According to a June 2006 report of the U.S. Government Accountability Office, the federal Department of Homeland Security (DHS) has identified more than 3,400 chemical facilities “that, if attacked, could pose the greatest hazard to human life and health.” It is highly doubtful that DHS officials have the capacity to look beyond explosive or acutely poisonous substances and consider the implications of attacks that release chemicals whose properties are kept hidden from the medical and scientific community.
Until July, when EPA disclosed the names of 530 other chemicals that had previously been cloaked by industry’s trade secret claims, there were more than 1,100 publicly unidentified chemicals in the registry of medium- and high-volume production agents.
EWG’s Andrews noted that the July release of information about the 530 previously secret chemicals was largely the result of “technicalities” – rather than a significant policy shift. Among them were some chemicals designated as confidential by some manufacturers but not by others making the identical product.

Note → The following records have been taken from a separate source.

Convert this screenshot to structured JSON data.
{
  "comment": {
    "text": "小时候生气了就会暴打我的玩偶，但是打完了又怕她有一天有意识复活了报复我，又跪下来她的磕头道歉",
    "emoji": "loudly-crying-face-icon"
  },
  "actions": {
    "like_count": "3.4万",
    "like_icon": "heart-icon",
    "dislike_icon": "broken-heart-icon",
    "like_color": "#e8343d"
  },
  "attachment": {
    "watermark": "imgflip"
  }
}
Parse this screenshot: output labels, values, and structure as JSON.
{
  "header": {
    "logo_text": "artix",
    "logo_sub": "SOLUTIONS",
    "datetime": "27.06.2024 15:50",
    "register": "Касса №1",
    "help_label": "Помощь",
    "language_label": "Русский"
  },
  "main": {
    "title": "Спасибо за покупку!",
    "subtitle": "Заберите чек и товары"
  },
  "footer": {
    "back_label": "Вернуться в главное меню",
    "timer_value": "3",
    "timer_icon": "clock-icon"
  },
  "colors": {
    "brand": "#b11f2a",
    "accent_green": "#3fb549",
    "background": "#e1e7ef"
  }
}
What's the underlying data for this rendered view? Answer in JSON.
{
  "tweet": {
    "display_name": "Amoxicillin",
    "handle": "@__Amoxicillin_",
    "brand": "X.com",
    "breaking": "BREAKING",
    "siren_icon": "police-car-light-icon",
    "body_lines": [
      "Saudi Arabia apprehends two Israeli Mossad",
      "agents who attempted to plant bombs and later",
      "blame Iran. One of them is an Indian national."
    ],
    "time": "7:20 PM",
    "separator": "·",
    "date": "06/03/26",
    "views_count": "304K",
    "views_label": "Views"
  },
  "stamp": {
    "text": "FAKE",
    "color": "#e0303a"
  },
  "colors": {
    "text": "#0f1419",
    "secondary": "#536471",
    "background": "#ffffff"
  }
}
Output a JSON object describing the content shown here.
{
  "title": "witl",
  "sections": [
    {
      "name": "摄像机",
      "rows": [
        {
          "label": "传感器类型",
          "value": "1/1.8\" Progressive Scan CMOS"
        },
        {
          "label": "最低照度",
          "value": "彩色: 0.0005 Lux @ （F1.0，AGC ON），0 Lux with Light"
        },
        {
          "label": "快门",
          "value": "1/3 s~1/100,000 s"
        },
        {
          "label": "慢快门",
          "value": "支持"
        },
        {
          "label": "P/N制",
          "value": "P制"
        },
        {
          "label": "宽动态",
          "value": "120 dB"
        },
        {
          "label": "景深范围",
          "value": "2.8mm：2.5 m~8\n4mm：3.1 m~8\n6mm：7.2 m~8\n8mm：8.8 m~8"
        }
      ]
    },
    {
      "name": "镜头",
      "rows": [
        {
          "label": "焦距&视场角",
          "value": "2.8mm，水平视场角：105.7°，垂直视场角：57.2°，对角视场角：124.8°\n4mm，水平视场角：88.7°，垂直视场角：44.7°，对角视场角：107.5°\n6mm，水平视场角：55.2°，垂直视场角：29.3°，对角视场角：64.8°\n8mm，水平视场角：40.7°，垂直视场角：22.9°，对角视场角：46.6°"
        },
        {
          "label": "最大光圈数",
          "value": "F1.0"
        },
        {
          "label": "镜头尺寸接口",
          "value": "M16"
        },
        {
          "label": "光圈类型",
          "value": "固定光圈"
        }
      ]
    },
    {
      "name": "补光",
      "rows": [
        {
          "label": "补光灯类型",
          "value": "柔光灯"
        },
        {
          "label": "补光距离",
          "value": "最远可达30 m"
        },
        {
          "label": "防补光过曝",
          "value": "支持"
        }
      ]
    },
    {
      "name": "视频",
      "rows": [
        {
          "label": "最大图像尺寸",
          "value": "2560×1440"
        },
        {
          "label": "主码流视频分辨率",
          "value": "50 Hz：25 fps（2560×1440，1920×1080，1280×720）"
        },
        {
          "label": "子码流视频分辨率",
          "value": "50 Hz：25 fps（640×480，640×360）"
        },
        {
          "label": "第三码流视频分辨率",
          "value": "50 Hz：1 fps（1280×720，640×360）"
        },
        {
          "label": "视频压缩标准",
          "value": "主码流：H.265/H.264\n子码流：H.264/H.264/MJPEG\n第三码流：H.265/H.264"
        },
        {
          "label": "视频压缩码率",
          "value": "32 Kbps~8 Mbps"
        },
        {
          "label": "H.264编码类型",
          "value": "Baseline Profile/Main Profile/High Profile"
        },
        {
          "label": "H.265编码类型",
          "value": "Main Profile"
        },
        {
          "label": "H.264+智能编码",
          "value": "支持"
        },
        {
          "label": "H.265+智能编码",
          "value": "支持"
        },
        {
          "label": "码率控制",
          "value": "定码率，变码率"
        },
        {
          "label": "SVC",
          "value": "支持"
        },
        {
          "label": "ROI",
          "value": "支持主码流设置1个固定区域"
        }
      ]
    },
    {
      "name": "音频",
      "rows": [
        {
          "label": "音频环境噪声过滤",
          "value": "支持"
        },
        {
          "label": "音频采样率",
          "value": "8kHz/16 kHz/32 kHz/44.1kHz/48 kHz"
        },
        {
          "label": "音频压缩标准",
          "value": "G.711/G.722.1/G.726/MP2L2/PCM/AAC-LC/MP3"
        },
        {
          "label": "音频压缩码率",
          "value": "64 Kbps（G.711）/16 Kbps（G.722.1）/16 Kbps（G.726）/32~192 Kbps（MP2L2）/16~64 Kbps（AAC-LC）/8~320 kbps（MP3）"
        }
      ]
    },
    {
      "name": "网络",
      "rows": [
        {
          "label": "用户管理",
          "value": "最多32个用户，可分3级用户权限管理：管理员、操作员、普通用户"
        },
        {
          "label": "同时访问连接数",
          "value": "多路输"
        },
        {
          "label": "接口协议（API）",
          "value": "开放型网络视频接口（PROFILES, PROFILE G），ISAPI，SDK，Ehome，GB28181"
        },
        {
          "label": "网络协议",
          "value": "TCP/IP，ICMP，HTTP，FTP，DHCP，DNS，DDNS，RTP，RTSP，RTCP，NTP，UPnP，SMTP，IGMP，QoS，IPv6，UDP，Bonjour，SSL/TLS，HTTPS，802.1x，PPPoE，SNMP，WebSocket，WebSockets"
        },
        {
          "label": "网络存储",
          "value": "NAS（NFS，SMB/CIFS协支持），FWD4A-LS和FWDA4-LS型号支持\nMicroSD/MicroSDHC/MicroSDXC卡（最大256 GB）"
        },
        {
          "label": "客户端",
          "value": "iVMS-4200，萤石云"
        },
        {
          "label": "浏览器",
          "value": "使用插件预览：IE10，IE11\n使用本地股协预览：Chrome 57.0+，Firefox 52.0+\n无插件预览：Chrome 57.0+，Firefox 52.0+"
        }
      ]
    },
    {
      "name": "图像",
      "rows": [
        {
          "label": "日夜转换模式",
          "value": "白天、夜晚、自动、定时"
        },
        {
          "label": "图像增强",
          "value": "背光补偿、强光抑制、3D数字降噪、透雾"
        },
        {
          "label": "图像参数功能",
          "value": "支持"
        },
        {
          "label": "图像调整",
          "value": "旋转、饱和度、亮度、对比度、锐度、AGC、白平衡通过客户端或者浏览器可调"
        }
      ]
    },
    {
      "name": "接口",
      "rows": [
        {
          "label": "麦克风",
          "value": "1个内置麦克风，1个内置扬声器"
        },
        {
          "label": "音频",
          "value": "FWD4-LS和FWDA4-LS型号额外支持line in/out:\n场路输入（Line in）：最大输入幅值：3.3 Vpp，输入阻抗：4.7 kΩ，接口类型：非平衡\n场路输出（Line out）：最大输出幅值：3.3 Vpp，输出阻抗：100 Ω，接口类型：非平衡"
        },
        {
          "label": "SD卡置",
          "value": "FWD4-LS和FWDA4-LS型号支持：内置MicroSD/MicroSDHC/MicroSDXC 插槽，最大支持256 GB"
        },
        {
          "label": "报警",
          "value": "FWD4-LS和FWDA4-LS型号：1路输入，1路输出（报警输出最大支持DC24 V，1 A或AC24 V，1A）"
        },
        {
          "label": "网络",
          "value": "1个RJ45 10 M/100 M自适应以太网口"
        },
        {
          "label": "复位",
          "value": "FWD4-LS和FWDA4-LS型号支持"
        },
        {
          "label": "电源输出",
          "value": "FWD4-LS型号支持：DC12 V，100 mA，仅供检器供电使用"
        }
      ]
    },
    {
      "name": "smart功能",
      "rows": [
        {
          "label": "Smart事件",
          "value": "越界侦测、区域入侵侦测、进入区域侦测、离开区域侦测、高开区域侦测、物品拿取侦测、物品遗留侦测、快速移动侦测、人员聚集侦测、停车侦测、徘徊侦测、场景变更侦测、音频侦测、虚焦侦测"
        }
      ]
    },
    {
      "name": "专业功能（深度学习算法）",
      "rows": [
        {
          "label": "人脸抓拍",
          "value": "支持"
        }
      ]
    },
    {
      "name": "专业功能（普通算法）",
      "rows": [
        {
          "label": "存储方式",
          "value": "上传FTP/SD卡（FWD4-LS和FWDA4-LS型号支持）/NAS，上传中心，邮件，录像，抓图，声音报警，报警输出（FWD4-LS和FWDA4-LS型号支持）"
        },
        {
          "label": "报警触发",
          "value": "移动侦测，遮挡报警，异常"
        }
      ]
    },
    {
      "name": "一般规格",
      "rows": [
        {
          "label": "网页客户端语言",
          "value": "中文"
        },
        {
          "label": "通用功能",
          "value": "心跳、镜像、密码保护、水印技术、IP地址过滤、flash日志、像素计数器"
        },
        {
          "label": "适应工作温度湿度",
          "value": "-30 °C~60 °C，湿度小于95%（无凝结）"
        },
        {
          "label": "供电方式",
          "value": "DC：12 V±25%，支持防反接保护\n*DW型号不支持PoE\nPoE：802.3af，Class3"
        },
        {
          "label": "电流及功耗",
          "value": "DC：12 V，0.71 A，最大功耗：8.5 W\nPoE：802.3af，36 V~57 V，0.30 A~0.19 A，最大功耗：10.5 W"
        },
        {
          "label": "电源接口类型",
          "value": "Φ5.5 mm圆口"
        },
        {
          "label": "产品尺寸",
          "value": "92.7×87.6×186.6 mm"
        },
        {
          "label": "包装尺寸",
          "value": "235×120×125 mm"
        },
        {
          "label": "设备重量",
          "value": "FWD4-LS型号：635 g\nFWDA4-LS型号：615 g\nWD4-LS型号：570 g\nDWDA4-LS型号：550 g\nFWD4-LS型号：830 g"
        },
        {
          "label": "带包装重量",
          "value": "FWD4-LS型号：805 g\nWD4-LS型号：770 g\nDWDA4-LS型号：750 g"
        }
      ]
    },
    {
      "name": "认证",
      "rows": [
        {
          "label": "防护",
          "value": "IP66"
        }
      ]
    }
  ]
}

“What it shows is the overuse and unnecessary use of trade secret claims to prevent people from finding out about new synthetics that could turn out to be toxic,” said Andrews. “There’s a very low bar for industry to reach. And very infrequently are they ever challenged.”
EPA has acknowledged that it rarely challenges industry’s confidentiality claims and that its chemical inventory doesn’t get the regular updating it should, Andrews said.
EPA currently updates its public list of medium- and high-volume industrial chemicals only every five years, identifying the agents used or imported over a single 12-month period, Andrews said. This infrequent data collection produces an incomplete picture of the chemicals industry is using.
“New chemicals are synthesized and old ones replaced at a rapid rate,” Andrews said, “so by the time EPA collects and makes public the information, the lists are out of date and chemicals for which we have little health and safety information are replaced with new ones about which we know even less, or nothing at all.”
“With the number of secret chemicals now constituting 20 percent of the total TSCA inventory of more than 83,000 agents — and nearly 10 percent of the most widely used chemicals — it’s time for change,” Andrews said.
Last fall, EWG organized and co-hosted an unprecedented conference that brought together industry, academics and environmental advocates to discuss reform of the 1976 Toxic Substances Control Act, a meeting that produced a surprising degree of consensus on the principles that should underlie the accelerating effort to update the law.